  • You (as moderator) can change the status of participants during a session to presenter. This way, students can present files (ppt; ppt; pdf; images), screencast and use the digital board. When Collaborate is used as a group tool, all participants have this access from the start.
  • Breakout groups have their own sound, video, presentation surface and file sharing independent of the plenary session. Participants can be distributed to breakout groups by random assignment, manually, or may self-enroll (by checking the alternative "Allow attendees to switch groups").
  • Collaborate, and similar tools, offer multiple functions to enable interaction and give feedback.
    • The hand raising function emulates raising your hand in a physical meeting, and can be used by participants to signal that they have a question/comment, or for instance for doing quick polls like "who here also attends the course ..... ?"  
    • The feedback/status function in Collaborate enables participants to promptly express their experience of a session by setting their status to "faster", "slower", "agree", "disagree" etc.
    • Moderators, presenters and participants can all use the chat function either in plenary or breakout groups. You can also allow for one-to-one messaging.
    • The polling function can be used to do quick polls with up to five alternatives. You choose whether the distribution of answers are visible to participants or not. Displaying poll answers can be used to stimulate further discussion ("Why do you think that some many have the impression that... ?"
    • Blackboard - Functionality in Blackboard Collaborate Ultra
  • Collaboration in external tools such as Padlet, Socrative, OneNote and Word can easily be integrated with video conferencing solutions, by sharing participation links by chat.
    • Socrative or Quizlet can be used to administer a test before or during a webinar. The educator can then use extra time on content a test report indicates that people need additionaly explained.
    • Padlet is a "digital corkboard" that can be used parallel to Collaborate session for the collection and presentation of text, photo, video and more. Other alternatives available are digital whiteboards such as Whiteboardfox.
    • A shared OneNote (available to all NTNU students and staff through the Offce 365-package) "notebook" can be used by groups attending a webinar to efficiently organize information into one place.
    • Word (available to all NTNU students and staff through the Office 365-package) can be used as a collaborative writing tool during group session i Collaborate. The results from collaborate writing can be presented to the other groups in Collaborate as a pdf-document exported from word, or by screen casting

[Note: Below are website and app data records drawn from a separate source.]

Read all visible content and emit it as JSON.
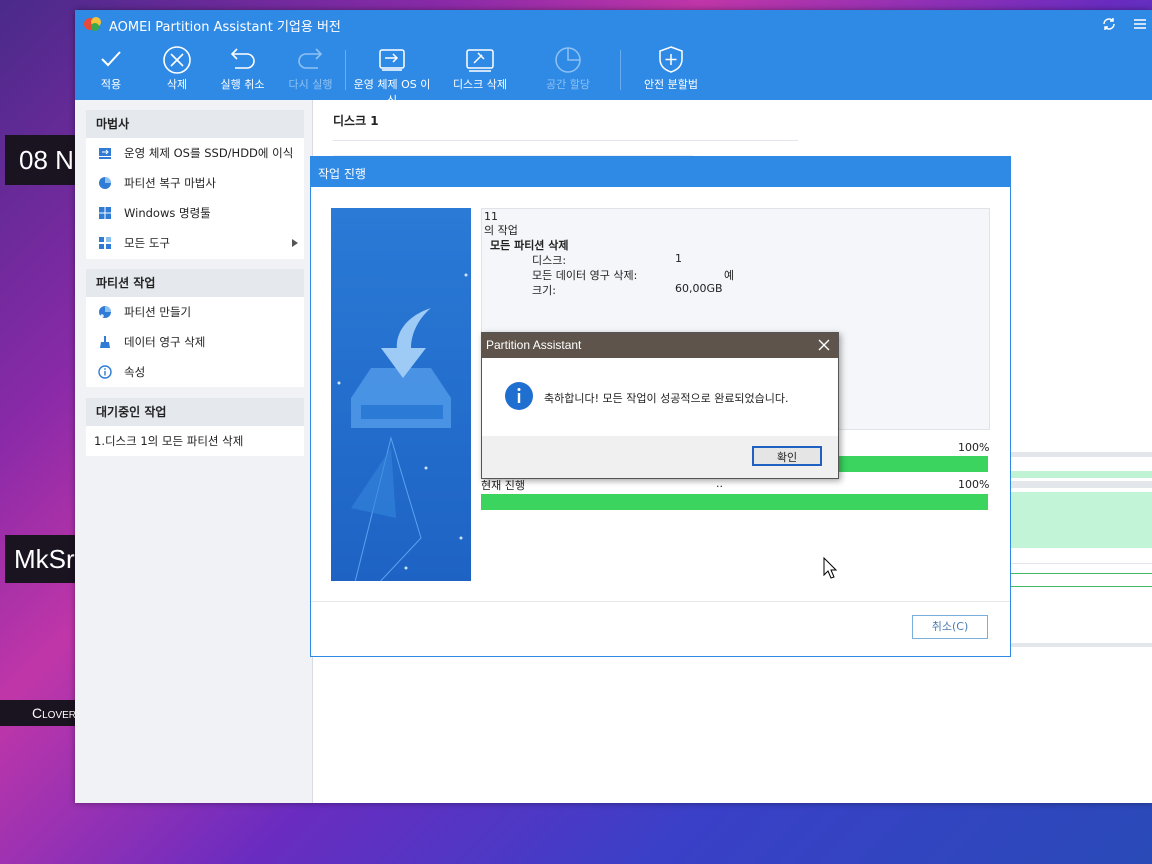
{
  "desktop": {
    "labels": [
      "08 N",
      "MkSr",
      "Clover"
    ]
  },
  "window": {
    "title": "AOMEI Partition Assistant 기업용 버전"
  },
  "toolbar": {
    "apply": "적용",
    "delete": "삭제",
    "undo": "실행 취소",
    "redo": "다시 실행",
    "migrate_os": "운영 체제 OS 이식",
    "wipe_disk": "디스크 삭제",
    "allocate_space": "공간 할당",
    "safe_partition": "안전 분할법"
  },
  "sidebar": {
    "wizard": {
      "header": "마법사",
      "items": [
        "운영 체제 OS를 SSD/HDD에 이식",
        "파티션 복구 마법사",
        "Windows 명령툴",
        "모든 도구"
      ]
    },
    "partition_ops": {
      "header": "파티션 작업",
      "items": [
        "파티션 만들기",
        "데이터 영구 삭제",
        "속성"
      ]
    },
    "pending": {
      "header": "대기중인 작업",
      "items": [
        "1.디스크 1의 모든 파티션 삭제"
      ]
    }
  },
  "main": {
    "disk_label": "디스크 1"
  },
  "progress_dialog": {
    "title": "작업 진행",
    "log": {
      "line1": "11",
      "line2": "의 작업",
      "op_title": "모든 파티션 삭제",
      "disk_label": "디스크:",
      "disk_value": "1",
      "wipe_label": "모든 데이터 영구 삭제:",
      "wipe_value": "예",
      "size_label": "크기:",
      "size_value": "60,00GB"
    },
    "overall_percent_text": "100%",
    "current_label": "현재 진행",
    "current_dots": "..",
    "current_percent_text": "100%",
    "overall_progress": 1.0,
    "current_progress": 1.0,
    "cancel": "취소(C)"
  },
  "message_box": {
    "title": "Partition Assistant",
    "message": "축하합니다! 모든 작업이 성공적으로 완료되었습니다.",
    "ok": "확인"
  },
  "colors": {
    "accent": "#2f8ae6",
    "progress": "#3ad45f"
  }
}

Closing off and revising

  • Point out the next step for participants; inform about next session. Repeat that files and a recording will be shared. 
  • You can also keep the session open for questions for a while after finishing the planned webinar.
  • Evaluate the webinar. What worked, what didn’t, what can be done differently next time?
  • Revising the recording; texting the recording.
  • Sharing the recording, files and sources with participants.

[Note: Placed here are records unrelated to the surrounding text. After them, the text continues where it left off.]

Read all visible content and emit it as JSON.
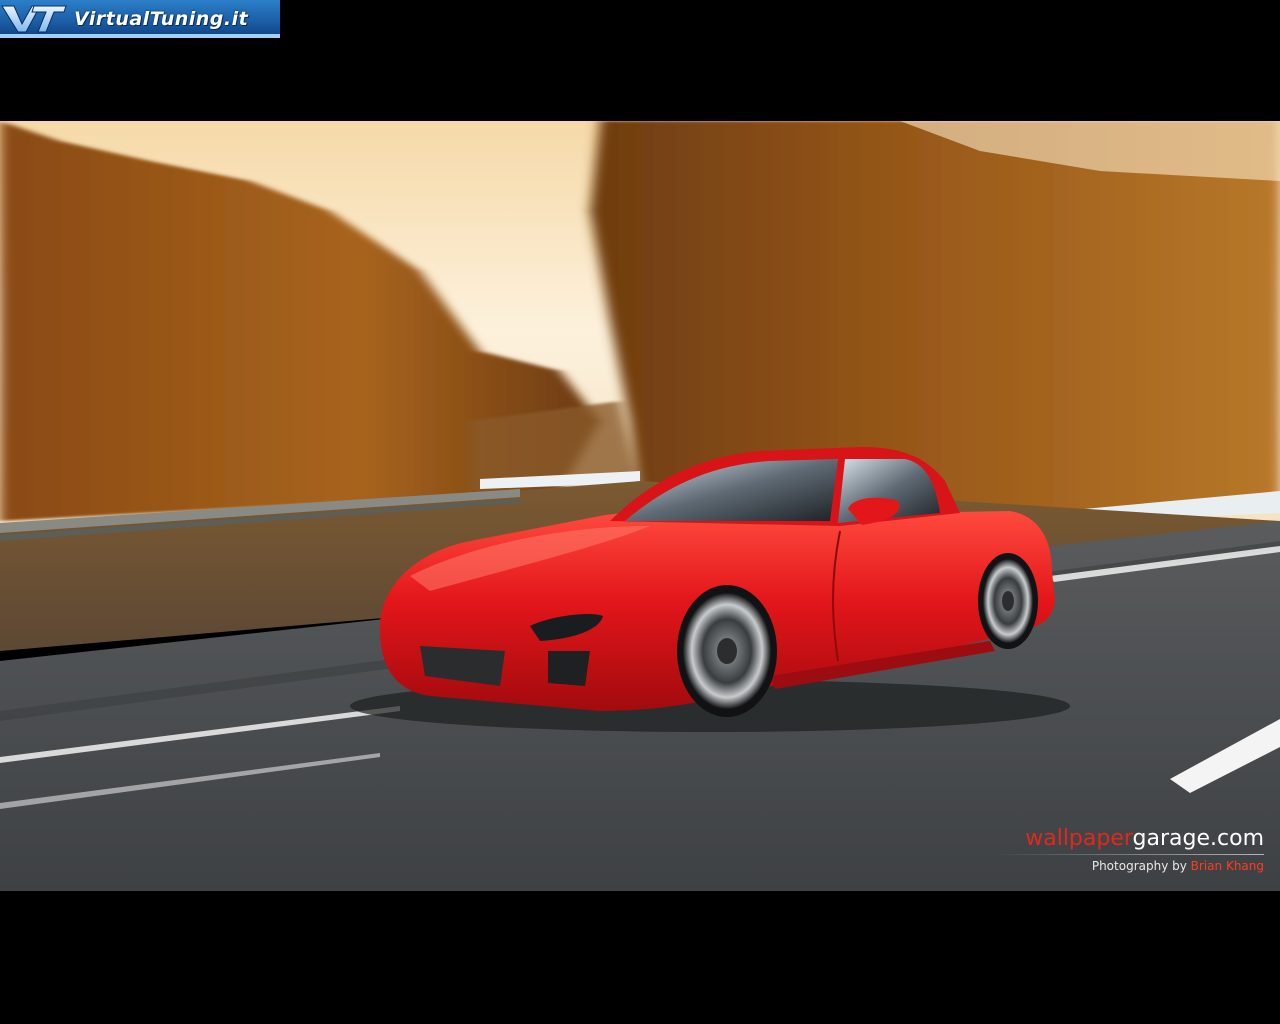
{
  "logo": {
    "text": "VirtualTuning.it",
    "mark_icon": "vt-monogram-icon"
  },
  "caption": {
    "site_red": "wallpaper",
    "site_white": "garage.com",
    "credit_prefix": "Photography by",
    "credit_name": "Brian Khang"
  },
  "colors": {
    "car_red": "#e3161a",
    "foliage": "#a6621c",
    "sky": "#fbe7c6",
    "road": "#4a4d4f",
    "caption_red": "#e0281c"
  }
}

See also

Blackboard - Video conferencing with Collaborate Ultra

User support - Skype for Business (previously Lync)


Contact teachng support through Orakel user support if you have questions about planning or running a webinar.

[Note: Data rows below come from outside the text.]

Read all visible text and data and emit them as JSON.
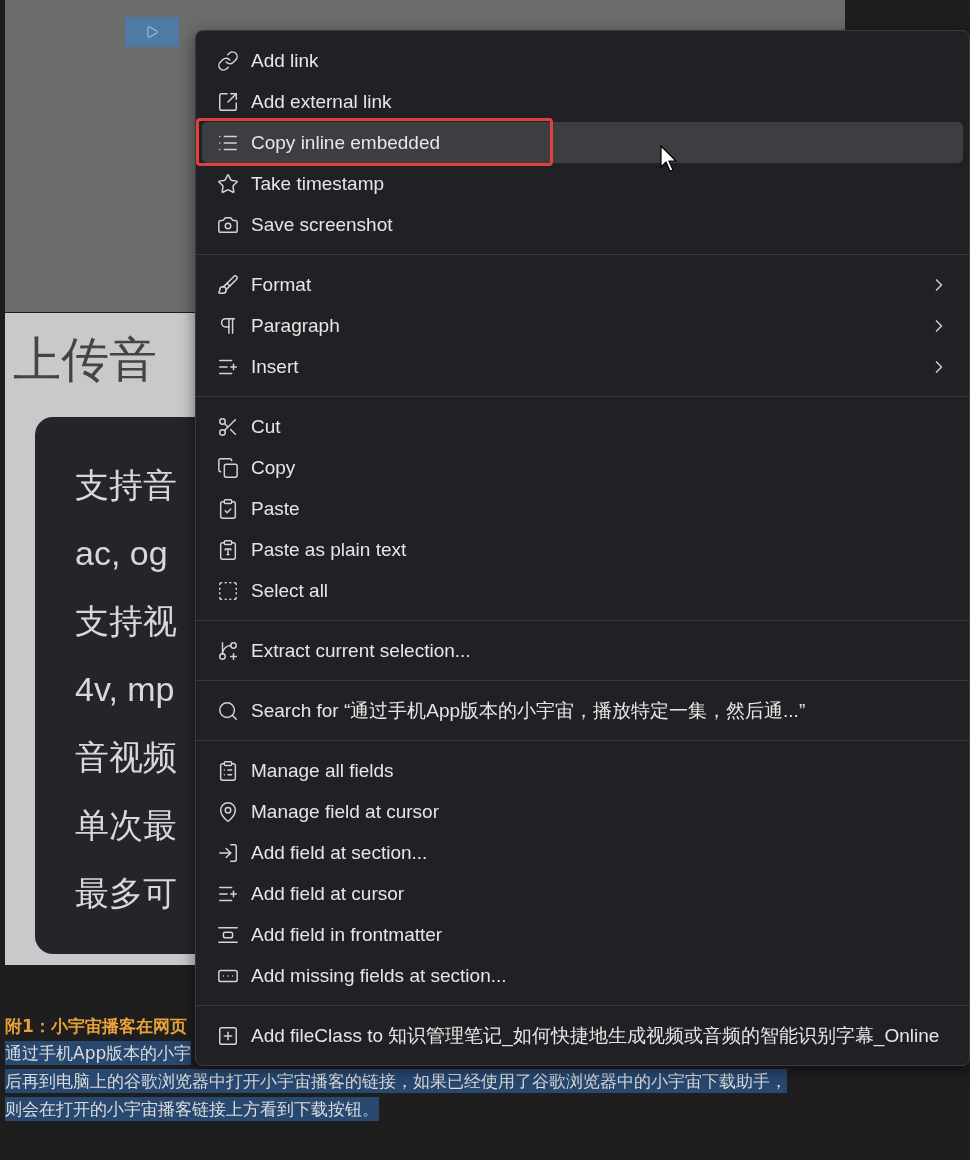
{
  "embedded_image": {
    "title": "上传音",
    "card_lines": [
      "支持音",
      "ac, og",
      "支持视",
      "4v, mp",
      "音视频",
      "单次最",
      "最多可"
    ]
  },
  "note": {
    "heading": "附1：小宇宙播客在网页",
    "lines": [
      {
        "text": "通过手机App版本的小宇",
        "selected": true
      },
      {
        "text": "后再到电脑上的谷歌浏览器中打开小宇宙播客的链接，如果已经使用了谷歌浏览器中的小宇宙下载助手，",
        "selected": true
      },
      {
        "text": "则会在打开的小宇宙播客链接上方看到下载按钮。",
        "selected": true
      }
    ]
  },
  "context_menu": {
    "sections": [
      {
        "items": [
          {
            "label": "Add link",
            "selected": false,
            "outlined": false,
            "has_submenu": false
          },
          {
            "label": "Add external link",
            "selected": false,
            "outlined": false,
            "has_submenu": false
          },
          {
            "label": "Copy inline embedded",
            "selected": true,
            "outlined": true,
            "has_submenu": false
          },
          {
            "label": "Take timestamp",
            "selected": false,
            "outlined": false,
            "has_submenu": false
          },
          {
            "label": "Save screenshot",
            "selected": false,
            "outlined": false,
            "has_submenu": false
          }
        ]
      },
      {
        "items": [
          {
            "label": "Format",
            "selected": false,
            "outlined": false,
            "has_submenu": true
          },
          {
            "label": "Paragraph",
            "selected": false,
            "outlined": false,
            "has_submenu": true
          },
          {
            "label": "Insert",
            "selected": false,
            "outlined": false,
            "has_submenu": true
          }
        ]
      },
      {
        "items": [
          {
            "label": "Cut",
            "selected": false,
            "outlined": false,
            "has_submenu": false
          },
          {
            "label": "Copy",
            "selected": false,
            "outlined": false,
            "has_submenu": false
          },
          {
            "label": "Paste",
            "selected": false,
            "outlined": false,
            "has_submenu": false
          },
          {
            "label": "Paste as plain text",
            "selected": false,
            "outlined": false,
            "has_submenu": false
          },
          {
            "label": "Select all",
            "selected": false,
            "outlined": false,
            "has_submenu": false
          }
        ]
      },
      {
        "items": [
          {
            "label": "Extract current selection...",
            "selected": false,
            "outlined": false,
            "has_submenu": false
          }
        ]
      },
      {
        "items": [
          {
            "label": "Search for “通过手机App版本的小宇宙，播放特定一集，然后通...”",
            "selected": false,
            "outlined": false,
            "has_submenu": false
          }
        ]
      },
      {
        "items": [
          {
            "label": "Manage all fields",
            "selected": false,
            "outlined": false,
            "has_submenu": false
          },
          {
            "label": "Manage field at cursor",
            "selected": false,
            "outlined": false,
            "has_submenu": false
          },
          {
            "label": "Add field at section...",
            "selected": false,
            "outlined": false,
            "has_submenu": false
          },
          {
            "label": "Add field at cursor",
            "selected": false,
            "outlined": false,
            "has_submenu": false
          },
          {
            "label": "Add field in frontmatter",
            "selected": false,
            "outlined": false,
            "has_submenu": false
          },
          {
            "label": "Add missing fields at section...",
            "selected": false,
            "outlined": false,
            "has_submenu": false
          }
        ]
      },
      {
        "items": [
          {
            "label": "Add fileClass to 知识管理笔记_如何快捷地生成视频或音频的智能识别字幕_Online",
            "selected": false,
            "outlined": false,
            "has_submenu": false
          }
        ]
      }
    ]
  }
}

[1] Grieve, R., Padgett, C. R., & Moffitt, R. L. (2016). Assignments 2.0: The role of social presence and computer attitudes in student preferences for online versus offline marking. The Internet and Higher Education, 28, 8-16.